Today I am going to spill three “dirty secrets” of trailing spouses, and I suspect that many of you will be glad I did. I am talking about things that you or your fellow trailing spouse likely wouldn’t admit in public, but chances are, you can relate.
Don’t worry: After the cat is out of the bag, I will share three proven steps to do less trailing and more living. This insight is based upon years of experience training and coaching trailing spouses from six continents – complimented by my own expatriate experiences in Switzerland and West Africa. Three “dirty secrets” most trailing spouses won’t admit in public:
1. “I am a bit lost.”
You would never guess it by talking to them at the school’s drop-off spot or over a cold drink on a Friday night. However, there are a significant number of women who, while confident on the outside, feel stuck. Self-doubt sits like a small but irritating weight on an otherwise happy heart.
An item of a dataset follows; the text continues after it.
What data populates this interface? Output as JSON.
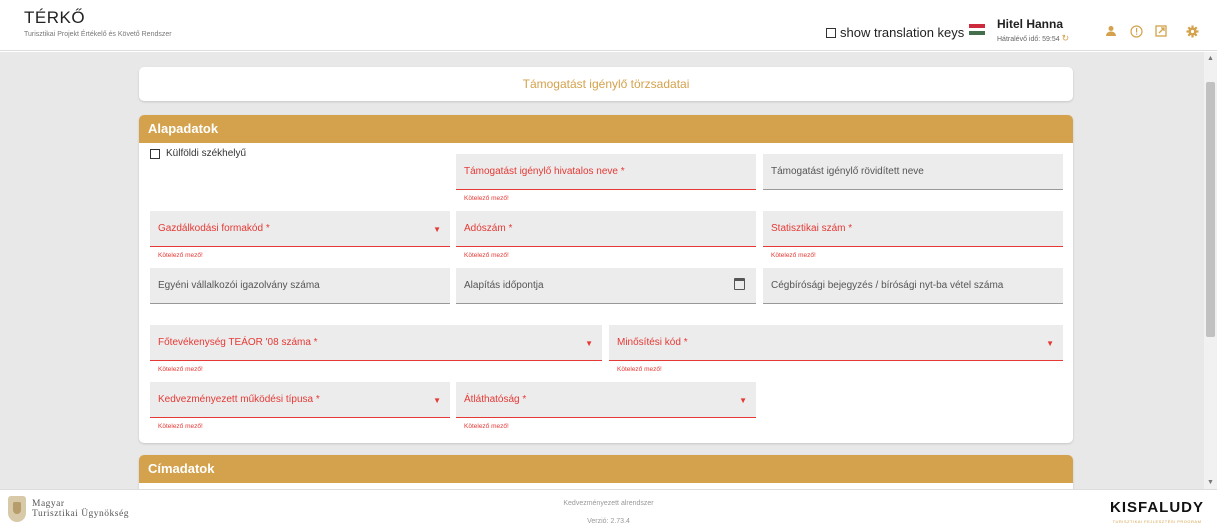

Don´t get me wrong — these are strong, productive women. At the same time there is a part of them that feels lost, in doubt or simply down. Ironically, most are slow to even admit this to themselves. This somewhat subtle yet uncomfortable reality is a signal of an inner desire for change.
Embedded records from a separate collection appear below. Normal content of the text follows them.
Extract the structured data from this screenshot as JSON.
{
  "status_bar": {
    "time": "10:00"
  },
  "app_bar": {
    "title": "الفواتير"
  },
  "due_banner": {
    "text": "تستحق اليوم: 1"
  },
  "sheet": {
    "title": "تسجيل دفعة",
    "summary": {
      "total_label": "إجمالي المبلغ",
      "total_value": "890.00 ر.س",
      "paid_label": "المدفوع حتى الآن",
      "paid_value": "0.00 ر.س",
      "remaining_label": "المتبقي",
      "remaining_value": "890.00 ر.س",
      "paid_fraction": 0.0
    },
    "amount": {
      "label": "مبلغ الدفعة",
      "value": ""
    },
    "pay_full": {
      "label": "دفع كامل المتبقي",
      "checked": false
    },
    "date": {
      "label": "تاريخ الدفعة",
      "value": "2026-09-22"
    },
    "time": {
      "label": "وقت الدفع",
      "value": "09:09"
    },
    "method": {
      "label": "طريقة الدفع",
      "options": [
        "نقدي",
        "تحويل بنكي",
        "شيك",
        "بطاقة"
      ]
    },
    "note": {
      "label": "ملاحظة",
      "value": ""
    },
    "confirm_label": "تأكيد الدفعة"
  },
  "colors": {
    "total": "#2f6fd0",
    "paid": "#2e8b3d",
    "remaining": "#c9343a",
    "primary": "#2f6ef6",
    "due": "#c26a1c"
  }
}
2. “It is not enough just to be with the kids.”
What mother in her right mind would admit this in public? We all agree children are a gift. Children can add depth and joy to our lives that is unparalleled. Yet, all too often there is an undertone of shame when women do anything but put their children’s wishes ahead of all else.
One of my workshop participants said it beautifully: It is like negotiating at a street market when you propose a price and the seller responds: C’est bon, mais n’est pas arrivé. It is good, but it’s not enough.
At the same time, these women are hungry for a purpose outside of motherhood and beyond supporting their partner. They are talented and eager to make a contribution to the world. They have underutilized skills and talents that are bursting at the seams to be shared.
3. “I want control.”
No, they don’t want to control others. They want some sense of control over their time and things that are meaningful for them.
A trailing spouse can easily have her day filled up for her with school and home obligations – especially in some countries where “getting things done” can be far more complex.
Ok, the truth is out. You can see these are actually not dirty secrets but pure realities for women who are hugely supportive of their children as well as their partners.
By my definition, a Trailblazing Spouse™ comes clean of these “dirty secrets” by taking charge of her own life. Here is how she does it:
* She has projects that are fulfilling and in alignment with her future goals.
* She is happy – and when she is not, she can recognize it and has solid strategies to make things better.
* She has a community of like-minded individuals whom she can call upon for personal and professional support.
* She has resolved the identity dilemmas from the relocation.
* She has found balance between the needs of her family and her own.
A Trailblazing Spouse™ has found joy in her life abroad and is committed to making the best of it.
Here are three steps that will help you get there: up, back and forward.
1. What brings you up?
Get crystal clear on what lights you up. Name two things you know you´ve always wanted to do or experience. Make a commitment to get started on one of these within the next three weeks.
2. What holds you back?
3. What is so appealing that it will move you forward?
Identify one small step forward on your trail. Bribe yourself with something so amazing that it is irresistible to take the first step. Celebrate this accomplishment and repeat liberally.
Just get started today. Your adventure is waiting.
The author, Sundae Schneider-Bean, is an experienced coach and intercultural specialist who helps trailing spouses transform their lives. She offers programs and coaching for trailing spouses to live in better alignment with their passions and skills.
(Image credit: iStockphoto.com)